### WHAT IS NEEDED
Your copy must hold every line of the records word for word. It must hold no pictures.

Web page and app entries:
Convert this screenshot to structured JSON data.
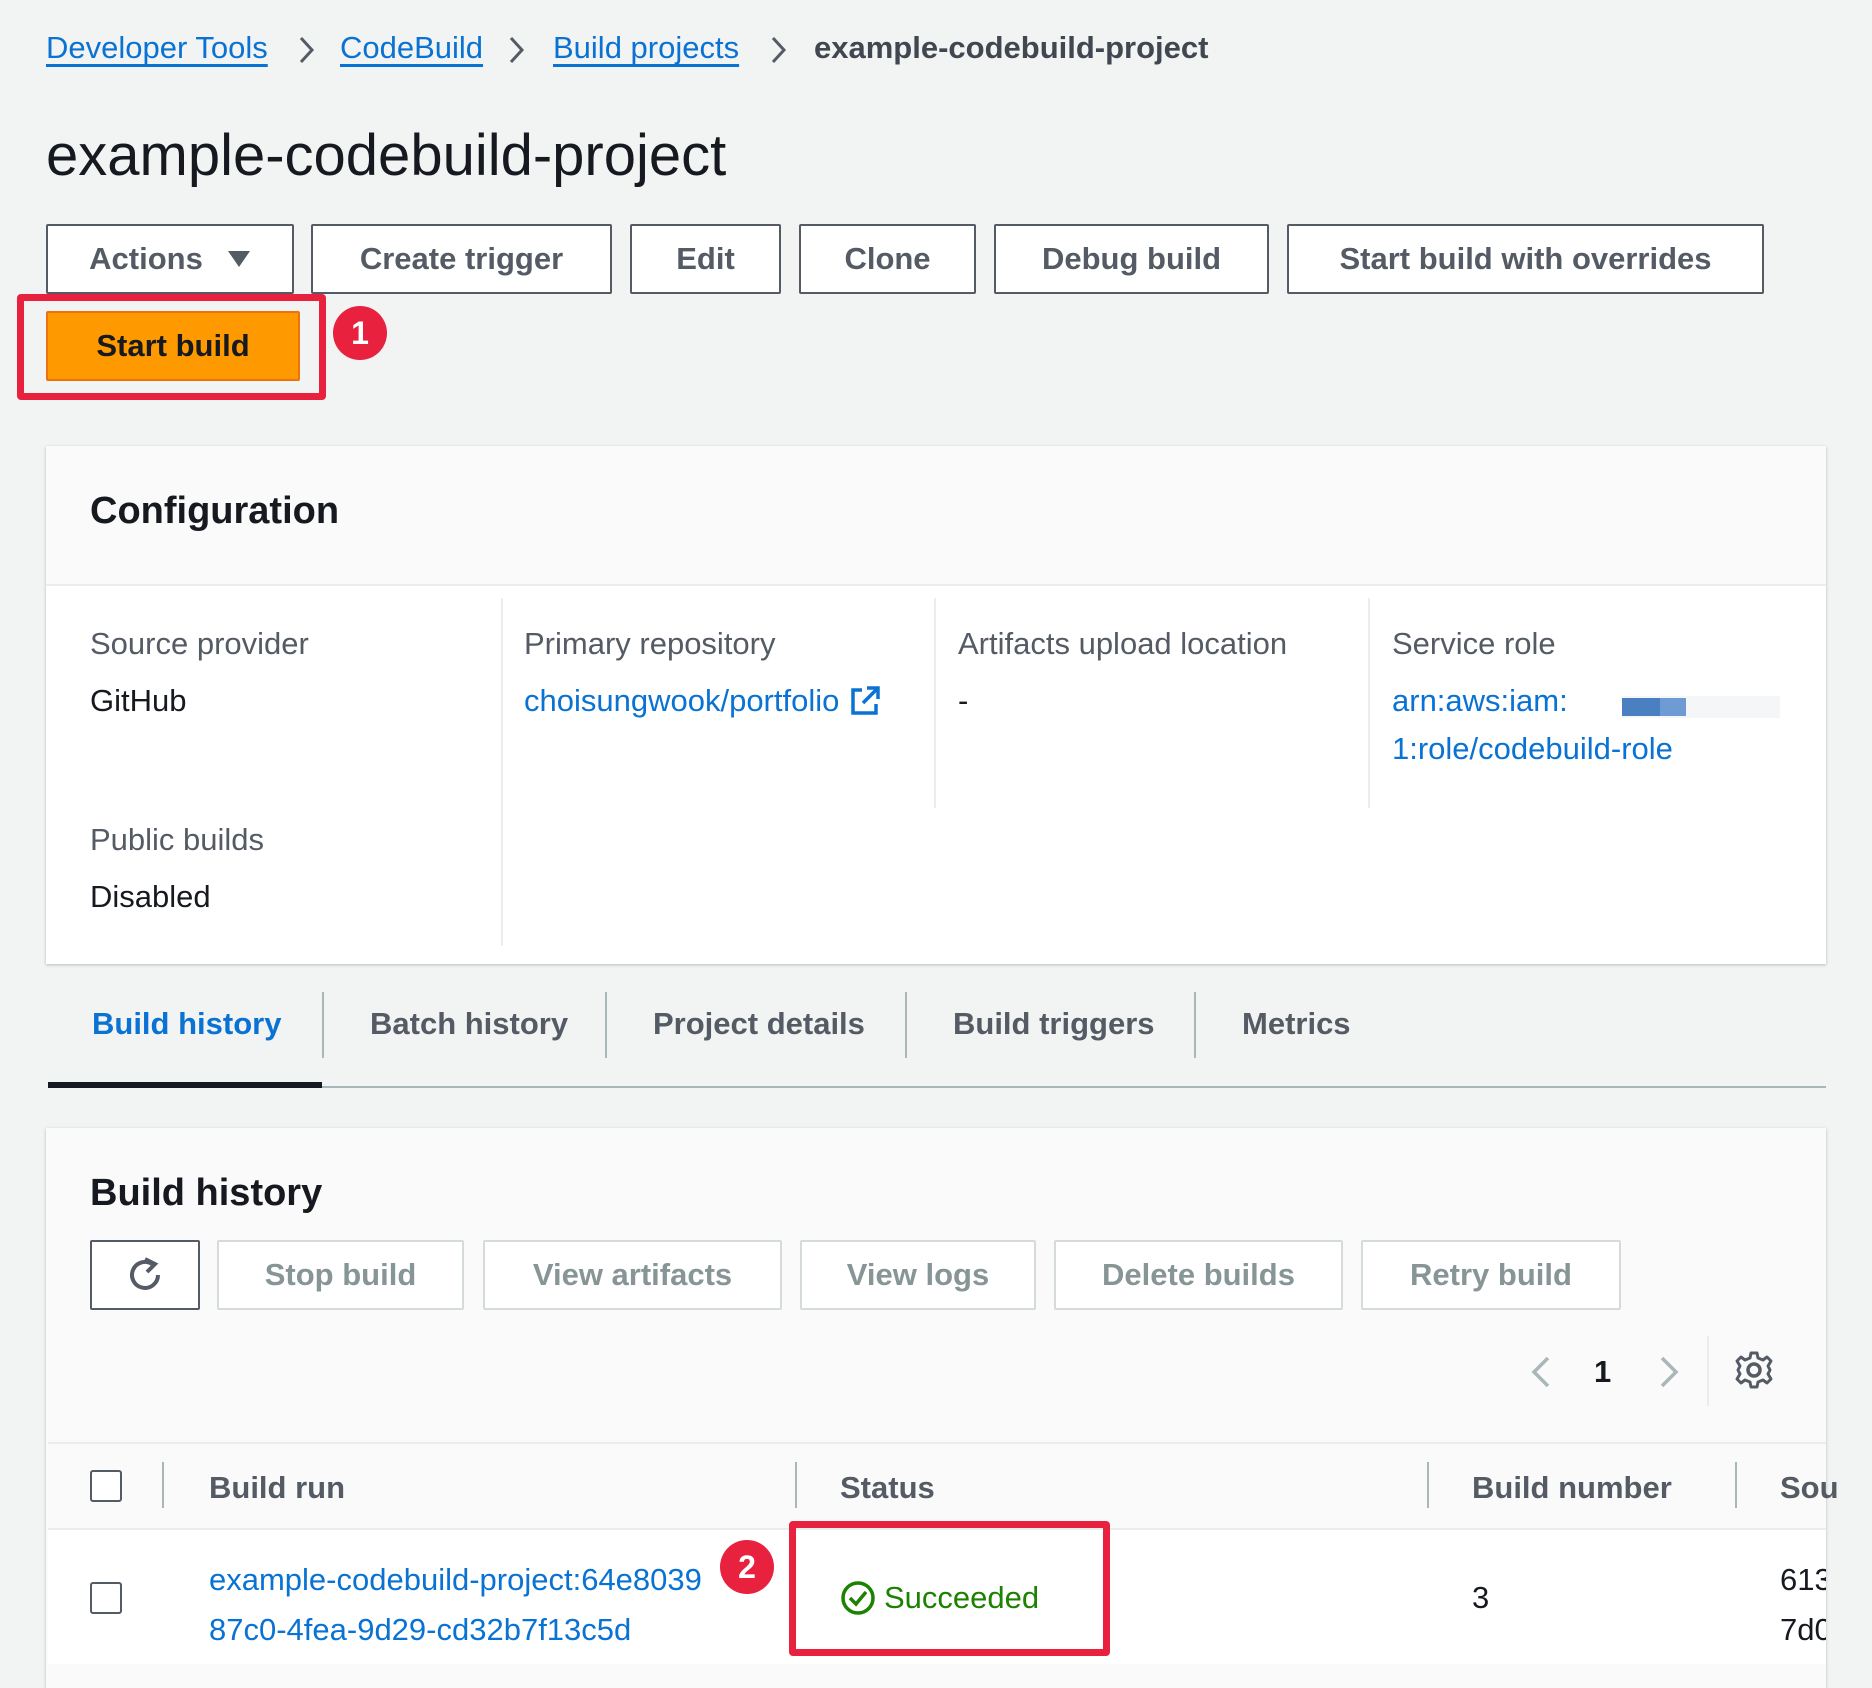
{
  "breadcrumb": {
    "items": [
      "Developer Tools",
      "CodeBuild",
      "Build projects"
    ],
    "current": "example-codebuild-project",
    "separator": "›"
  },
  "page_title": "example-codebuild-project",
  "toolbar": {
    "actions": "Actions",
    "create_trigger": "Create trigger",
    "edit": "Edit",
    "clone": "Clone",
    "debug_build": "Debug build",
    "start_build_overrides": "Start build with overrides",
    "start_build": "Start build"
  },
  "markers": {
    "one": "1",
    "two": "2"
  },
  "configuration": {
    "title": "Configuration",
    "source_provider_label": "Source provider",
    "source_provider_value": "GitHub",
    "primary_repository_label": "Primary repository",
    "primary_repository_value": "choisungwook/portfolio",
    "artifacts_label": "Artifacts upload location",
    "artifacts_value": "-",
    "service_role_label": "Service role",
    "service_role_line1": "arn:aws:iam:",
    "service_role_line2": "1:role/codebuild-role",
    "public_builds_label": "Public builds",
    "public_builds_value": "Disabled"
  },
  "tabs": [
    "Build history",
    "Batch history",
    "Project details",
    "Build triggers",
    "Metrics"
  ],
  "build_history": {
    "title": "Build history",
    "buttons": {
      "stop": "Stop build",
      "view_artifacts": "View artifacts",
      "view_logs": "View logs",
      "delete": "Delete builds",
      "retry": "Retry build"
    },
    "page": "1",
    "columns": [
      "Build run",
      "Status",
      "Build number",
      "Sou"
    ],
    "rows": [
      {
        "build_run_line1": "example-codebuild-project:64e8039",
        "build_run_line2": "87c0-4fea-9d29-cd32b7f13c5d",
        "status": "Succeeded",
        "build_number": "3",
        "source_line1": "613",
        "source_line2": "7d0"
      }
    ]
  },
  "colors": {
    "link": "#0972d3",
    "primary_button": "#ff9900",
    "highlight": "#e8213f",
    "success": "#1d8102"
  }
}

### ANSWER TO THE PROBLEM
Convert this screenshot to structured JSON data.
{
  "breadcrumb": {
    "items": [
      "Developer Tools",
      "CodeBuild",
      "Build projects"
    ],
    "current": "example-codebuild-project",
    "separator": "›"
  },
  "page_title": "example-codebuild-project",
  "toolbar": {
    "actions": "Actions",
    "create_trigger": "Create trigger",
    "edit": "Edit",
    "clone": "Clone",
    "debug_build": "Debug build",
    "start_build_overrides": "Start build with overrides",
    "start_build": "Start build"
  },
  "markers": {
    "one": "1",
    "two": "2"
  },
  "configuration": {
    "title": "Configuration",
    "source_provider_label": "Source provider",
    "source_provider_value": "GitHub",
    "primary_repository_label": "Primary repository",
    "primary_repository_value": "choisungwook/portfolio",
    "artifacts_label": "Artifacts upload location",
    "artifacts_value": "-",
    "service_role_label": "Service role",
    "service_role_line1": "arn:aws:iam:",
    "service_role_line2": "1:role/codebuild-role",
    "public_builds_label": "Public builds",
    "public_builds_value": "Disabled"
  },
  "tabs": [
    "Build history",
    "Batch history",
    "Project details",
    "Build triggers",
    "Metrics"
  ],
  "build_history": {
    "title": "Build history",
    "buttons": {
      "stop": "Stop build",
      "view_artifacts": "View artifacts",
      "view_logs": "View logs",
      "delete": "Delete builds",
      "retry": "Retry build"
    },
    "page": "1",
    "columns": [
      "Build run",
      "Status",
      "Build number",
      "Sou"
    ],
    "rows": [
      {
        "build_run_line1": "example-codebuild-project:64e8039",
        "build_run_line2": "87c0-4fea-9d29-cd32b7f13c5d",
        "status": "Succeeded",
        "build_number": "3",
        "source_line1": "613",
        "source_line2": "7d0"
      }
    ]
  },
  "colors": {
    "link": "#0972d3",
    "primary_button": "#ff9900",
    "highlight": "#e8213f",
    "success": "#1d8102"
  }
}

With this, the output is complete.